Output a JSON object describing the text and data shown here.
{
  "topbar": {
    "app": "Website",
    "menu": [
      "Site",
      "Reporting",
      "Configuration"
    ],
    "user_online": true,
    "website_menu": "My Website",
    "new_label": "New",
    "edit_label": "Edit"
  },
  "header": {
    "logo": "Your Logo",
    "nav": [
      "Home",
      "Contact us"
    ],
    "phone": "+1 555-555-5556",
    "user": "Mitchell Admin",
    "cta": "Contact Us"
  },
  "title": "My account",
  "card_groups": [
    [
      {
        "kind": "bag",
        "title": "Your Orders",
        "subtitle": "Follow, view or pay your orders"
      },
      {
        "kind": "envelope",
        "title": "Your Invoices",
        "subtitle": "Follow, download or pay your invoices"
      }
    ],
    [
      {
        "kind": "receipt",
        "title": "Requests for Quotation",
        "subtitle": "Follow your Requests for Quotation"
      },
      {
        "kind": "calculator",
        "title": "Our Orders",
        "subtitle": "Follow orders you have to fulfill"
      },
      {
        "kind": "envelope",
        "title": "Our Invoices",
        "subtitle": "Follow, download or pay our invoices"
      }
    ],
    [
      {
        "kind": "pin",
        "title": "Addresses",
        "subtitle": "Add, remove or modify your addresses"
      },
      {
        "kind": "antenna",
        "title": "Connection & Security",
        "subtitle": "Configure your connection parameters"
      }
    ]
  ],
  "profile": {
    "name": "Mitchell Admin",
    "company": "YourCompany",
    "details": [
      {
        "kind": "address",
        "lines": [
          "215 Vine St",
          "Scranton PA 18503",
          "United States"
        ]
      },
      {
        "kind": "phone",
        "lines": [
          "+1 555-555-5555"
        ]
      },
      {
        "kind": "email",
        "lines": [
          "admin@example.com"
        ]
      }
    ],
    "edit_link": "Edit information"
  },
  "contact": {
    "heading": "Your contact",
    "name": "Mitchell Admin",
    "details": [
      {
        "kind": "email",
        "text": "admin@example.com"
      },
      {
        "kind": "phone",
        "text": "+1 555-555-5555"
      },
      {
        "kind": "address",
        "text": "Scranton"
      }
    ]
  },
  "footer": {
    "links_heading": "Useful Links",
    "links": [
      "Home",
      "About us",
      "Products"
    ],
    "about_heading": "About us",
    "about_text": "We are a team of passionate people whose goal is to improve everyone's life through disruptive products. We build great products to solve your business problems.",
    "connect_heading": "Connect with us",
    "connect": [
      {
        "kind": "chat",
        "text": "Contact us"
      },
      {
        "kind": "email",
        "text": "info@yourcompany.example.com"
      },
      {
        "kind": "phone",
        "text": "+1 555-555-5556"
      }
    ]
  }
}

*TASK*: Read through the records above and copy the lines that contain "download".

*RESULT BELOW*:
        "subtitle": "Follow, download or pay your invoices"
        "subtitle": "Follow, download or pay our invoices"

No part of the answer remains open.